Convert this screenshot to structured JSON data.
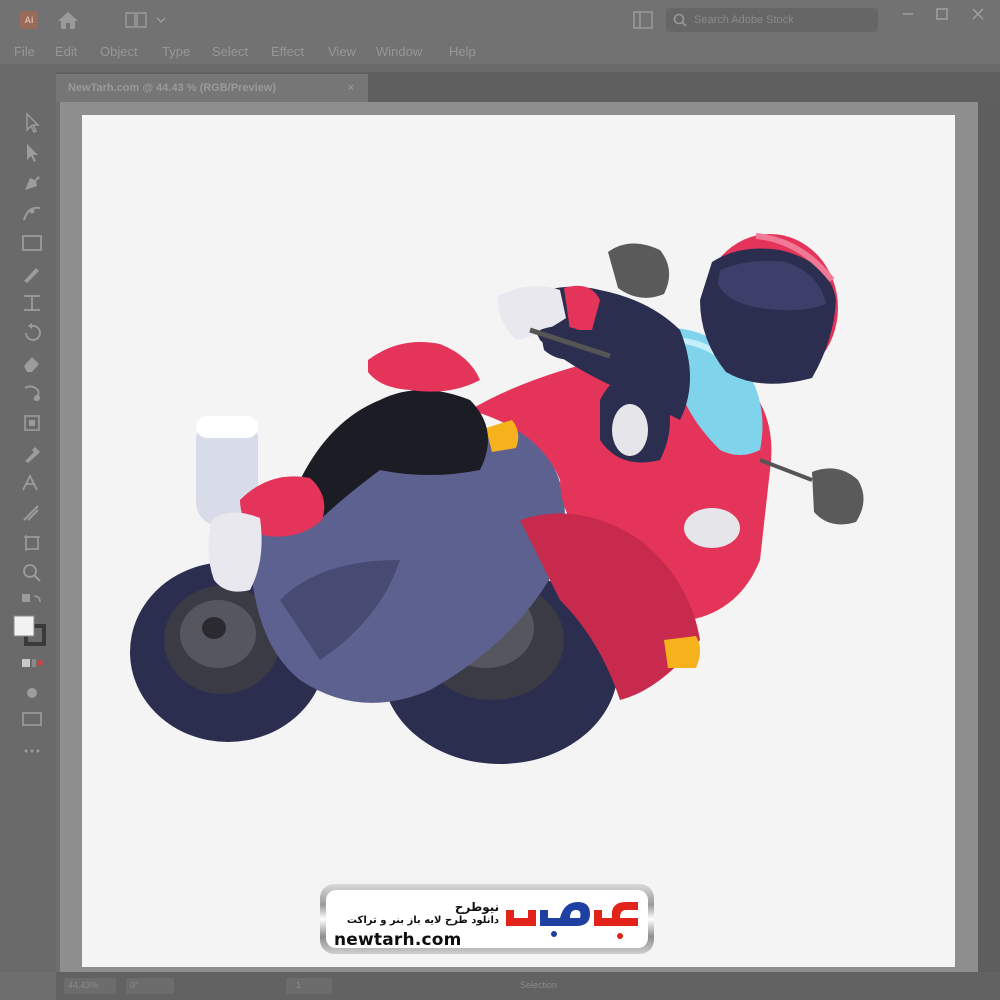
{
  "window": {
    "app_icon": "Ai",
    "search_placeholder": "Search Adobe Stock"
  },
  "menu": [
    {
      "label": "File"
    },
    {
      "label": "Edit"
    },
    {
      "label": "Object"
    },
    {
      "label": "Type"
    },
    {
      "label": "Select"
    },
    {
      "label": "Effect"
    },
    {
      "label": "View"
    },
    {
      "label": "Window"
    },
    {
      "label": "Help"
    }
  ],
  "document_tab": {
    "title": "NewTarh.com @ 44.43 % (RGB/Preview)",
    "close": "×"
  },
  "status": {
    "zoom": "44.43%",
    "rotation": "0°",
    "artboard": "1",
    "tool": "Selection"
  },
  "watermark": {
    "fa_title": "نیوطرح",
    "fa_subtitle": "دانلود طرح لایه باز بنر و تراکت",
    "url": "newtarh.com",
    "logo_text": "نیوطرح",
    "colors": {
      "red": "#e2231a",
      "blue": "#1f3fa3"
    }
  },
  "artwork": {
    "colors": {
      "body_red": "#e5345a",
      "dark_navy": "#2c2e4f",
      "fairing": "#5d6190",
      "windshield": "#7fd3ea",
      "indicator": "#f5b21c"
    }
  },
  "icons": [
    "home-icon",
    "workspace-icon",
    "arrange-panel-icon",
    "search-icon",
    "minimize-icon",
    "maximize-icon"
  ]
}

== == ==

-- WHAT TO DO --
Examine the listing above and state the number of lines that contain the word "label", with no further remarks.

-- YOUR RESPONSE --
9